**REQUIREMENT**
When a line in the data below includes "value", pick it out and copy it.

(Extracted data entries)
---*---

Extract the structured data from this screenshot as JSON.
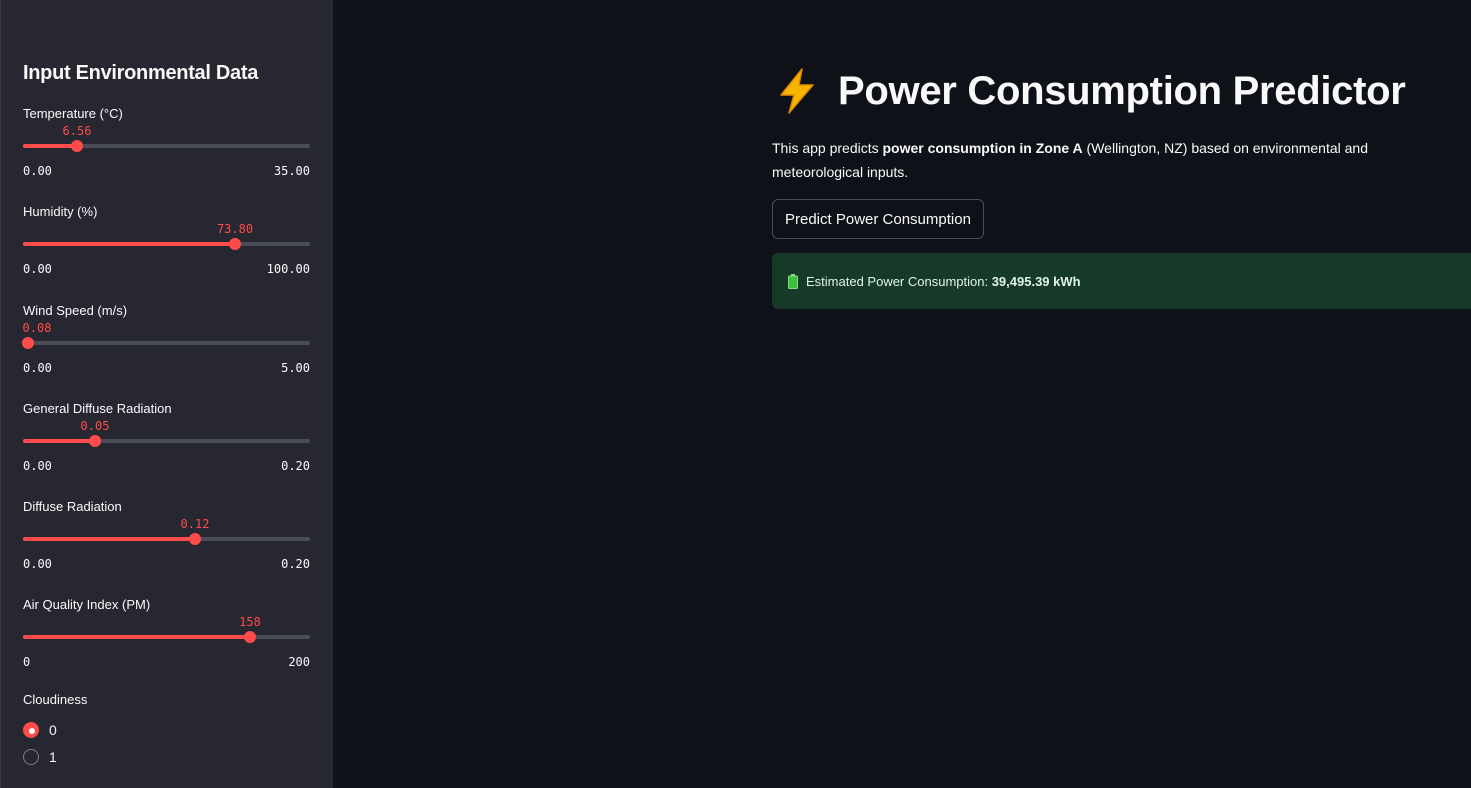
{
  "sidebar": {
    "title": "Input Environmental Data",
    "sliders": [
      {
        "label": "Temperature (°C)",
        "value": "6.56",
        "min": "0.00",
        "max": "35.00",
        "fraction": 0.1874
      },
      {
        "label": "Humidity (%)",
        "value": "73.80",
        "min": "0.00",
        "max": "100.00",
        "fraction": 0.738
      },
      {
        "label": "Wind Speed (m/s)",
        "value": "0.08",
        "min": "0.00",
        "max": "5.00",
        "fraction": 0.016
      },
      {
        "label": "General Diffuse Radiation",
        "value": "0.05",
        "min": "0.00",
        "max": "0.20",
        "fraction": 0.25
      },
      {
        "label": "Diffuse Radiation",
        "value": "0.12",
        "min": "0.00",
        "max": "0.20",
        "fraction": 0.6
      },
      {
        "label": "Air Quality Index (PM)",
        "value": "158",
        "min": "0",
        "max": "200",
        "fraction": 0.79
      }
    ],
    "cloudiness": {
      "label": "Cloudiness",
      "options": [
        "0",
        "1"
      ],
      "selected": "0"
    }
  },
  "main": {
    "title_icon": "lightning-bolt-icon",
    "title": "Power Consumption Predictor",
    "description": {
      "part1": "This app predicts ",
      "bold1": "power consumption in Zone A",
      "part2": " (Wellington, NZ) based on environmental and meteorological inputs."
    },
    "predict_button_label": "Predict Power Consumption",
    "result": {
      "icon": "battery-icon",
      "label": "Estimated Power Consumption: ",
      "value": "39,495.39 kWh"
    }
  },
  "colors": {
    "background": "#0e1117",
    "sidebar": "#262730",
    "accent": "#ff4b4b",
    "success_bg": "#173928"
  }
}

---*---

**WRITTEN SOLUTION**
        "value": "6.56",
        "value": "73.80",
        "value": "0.08",
        "value": "0.05",
        "value": "0.12",
        "value": "158",
      "value": "39,495.39 kWh"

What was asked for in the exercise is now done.